Greg Parham was looking to purchase property and build a modest size home. A friend happened to email him a link about a tiny home story. Greg had never heard of tiny houses before, but upon reading it he realized, “I can do this. I have the skills to build my own tiny house.” Greg researched the project, learning everything he could on the subject, and realized that creating his own tiny house business was very possible.
After visiting family in Dallas, TX, a thought came to mind on how he could get this venture off the ground. He would sell his rental property in an advantageous Austin housing market and subsequently utilize a portion of the profit for start-up capital. At the time he held a couple of odd jobs in Durango, including one for a contractor who focused on green building design; as soon as Greg’s contracting job was over he began building his first tiny house.
He went to the Small Business Development Center (SBDC) at Fort Lewis College, and was matched with Joe Bishop. Greg shared his plans and knowledge about tiny homes with Joe, in addition to asking pertinent questions a fledging entrepreneur needs to know. The first task was to determine whether establishing a company to build tiny houses a feasible business idea? Then begged the question, what requirements were necessary to make the business viable? What would Greg need to know about hiring employees, workman’s compensation issues, expenses, insurance and pricing?

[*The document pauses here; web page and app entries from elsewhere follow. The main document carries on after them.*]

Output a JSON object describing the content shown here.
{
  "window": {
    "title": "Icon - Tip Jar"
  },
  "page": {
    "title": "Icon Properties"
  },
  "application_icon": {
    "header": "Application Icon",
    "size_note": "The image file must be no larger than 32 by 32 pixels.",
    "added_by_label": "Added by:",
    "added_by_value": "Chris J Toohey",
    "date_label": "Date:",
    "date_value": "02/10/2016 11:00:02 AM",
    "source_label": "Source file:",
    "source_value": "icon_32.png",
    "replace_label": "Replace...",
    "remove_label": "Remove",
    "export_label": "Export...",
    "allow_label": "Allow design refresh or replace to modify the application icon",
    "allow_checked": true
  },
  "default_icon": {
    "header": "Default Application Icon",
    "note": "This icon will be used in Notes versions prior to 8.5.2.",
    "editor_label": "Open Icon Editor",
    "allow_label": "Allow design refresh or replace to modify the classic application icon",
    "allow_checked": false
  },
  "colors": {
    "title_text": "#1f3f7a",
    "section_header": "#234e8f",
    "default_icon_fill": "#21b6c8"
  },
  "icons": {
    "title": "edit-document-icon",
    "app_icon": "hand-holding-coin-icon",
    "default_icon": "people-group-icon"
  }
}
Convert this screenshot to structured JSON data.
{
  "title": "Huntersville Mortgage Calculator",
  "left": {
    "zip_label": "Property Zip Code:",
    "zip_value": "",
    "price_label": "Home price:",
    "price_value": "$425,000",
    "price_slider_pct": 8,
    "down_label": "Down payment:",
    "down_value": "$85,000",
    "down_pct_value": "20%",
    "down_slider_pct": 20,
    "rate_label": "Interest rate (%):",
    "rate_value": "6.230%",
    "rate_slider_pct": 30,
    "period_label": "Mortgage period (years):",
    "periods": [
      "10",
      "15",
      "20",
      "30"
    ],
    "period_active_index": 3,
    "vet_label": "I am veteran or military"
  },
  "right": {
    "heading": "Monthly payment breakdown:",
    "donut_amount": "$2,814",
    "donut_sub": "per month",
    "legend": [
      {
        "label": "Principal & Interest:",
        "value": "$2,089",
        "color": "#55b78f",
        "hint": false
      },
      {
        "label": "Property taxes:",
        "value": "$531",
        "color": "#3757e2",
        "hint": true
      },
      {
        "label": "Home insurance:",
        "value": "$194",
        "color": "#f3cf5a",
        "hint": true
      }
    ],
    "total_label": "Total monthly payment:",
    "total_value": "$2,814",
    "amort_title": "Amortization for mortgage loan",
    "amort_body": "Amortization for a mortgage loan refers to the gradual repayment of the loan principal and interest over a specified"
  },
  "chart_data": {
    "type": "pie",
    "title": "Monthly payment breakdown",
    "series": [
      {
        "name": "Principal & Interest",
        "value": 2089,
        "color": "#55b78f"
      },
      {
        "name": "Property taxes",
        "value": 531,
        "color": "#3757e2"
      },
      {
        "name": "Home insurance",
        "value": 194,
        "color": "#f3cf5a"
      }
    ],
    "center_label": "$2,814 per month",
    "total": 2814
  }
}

Joe recruited some business students to research the marketing potential for Greg’s business venture. Their analysis concluded tiny houses was an emerging market, and had immense potential for growth. In the spring of 2013 there were ten tiny house builders nationwide; today there are over one thousand. Greg was at the forefront of this movement. Joe addressed all of Greg’s questions accordingly and assigned him some homework. First on the list was to obtain a business license and open a bank account. Rocky Mountain Tiny Houses (RMTH) was officially founded in April of that year while Greg was constructing his own tiny home. Once Greg’s homework was completed his business confidence was high. He set out to build more houses, each with their own unique design. “I learned so much from building my home and I still learn something new on each build,” he explained. “No two houses are the same.”
When Greg finished his home, he shared his story and photos with tiny home bloggers. Shortly after, his name and work spread like fire across the internet. “I began receiving calls from people across the country wanting to know more.” The orders began to pour in. RMTH is on their second location with several employees focused on house design and construction. Greg estimated he could build six houses a year in 2013. In 2016, RMTH almost tripled that estimate, building seventeen homes! Over fifty houses have been built to date.
Greg recently checked in with Joe to update him on RMTH’s growth and posed questions regarding RMTH’s future direction. Joe was impressed with the results. What are Greg’s ideas for the future? There are several. Greg is looking to buy a new shop with a facility large enough to build five tiny houses at a time versus the current three, generate design plans for customers who would like to build their own home, and become a tiny house community developer.
Joe and SBDC staff shared forward thinking wisdom and business tools for potential expansion. For one, Joe recommended Greg stay at the present location for another year to show a healthy 2017 profit and two good years of tax returns. Such results would be beneficial for acquiring a loan at a better interest rate. Joe also presented an option of finding a building similar in structure to that which he desires, but with a one year lease. Such a move would conclude if RMTH could generate enough income to support the higher expenses.
One tool SBDC offered was a spreadsheet program to determine cost projections five years out. “You want to know the high and low end of profitability when carrying a mortgage in addition to any issues which could inhibit production.”
SBDC has been a fantastic asset for Greg and he highly recommends them to anyone with business related questions. “They are a great free resource. It is also great to have a second set of ears to run ideas through.” SBDC helped make Greg’s tiny houses business idea into a reality. If RMTH’s future goals are realized, SBDC will have played a role providing affordable housing within community developments. No idea is too tiny or too big for SBDC!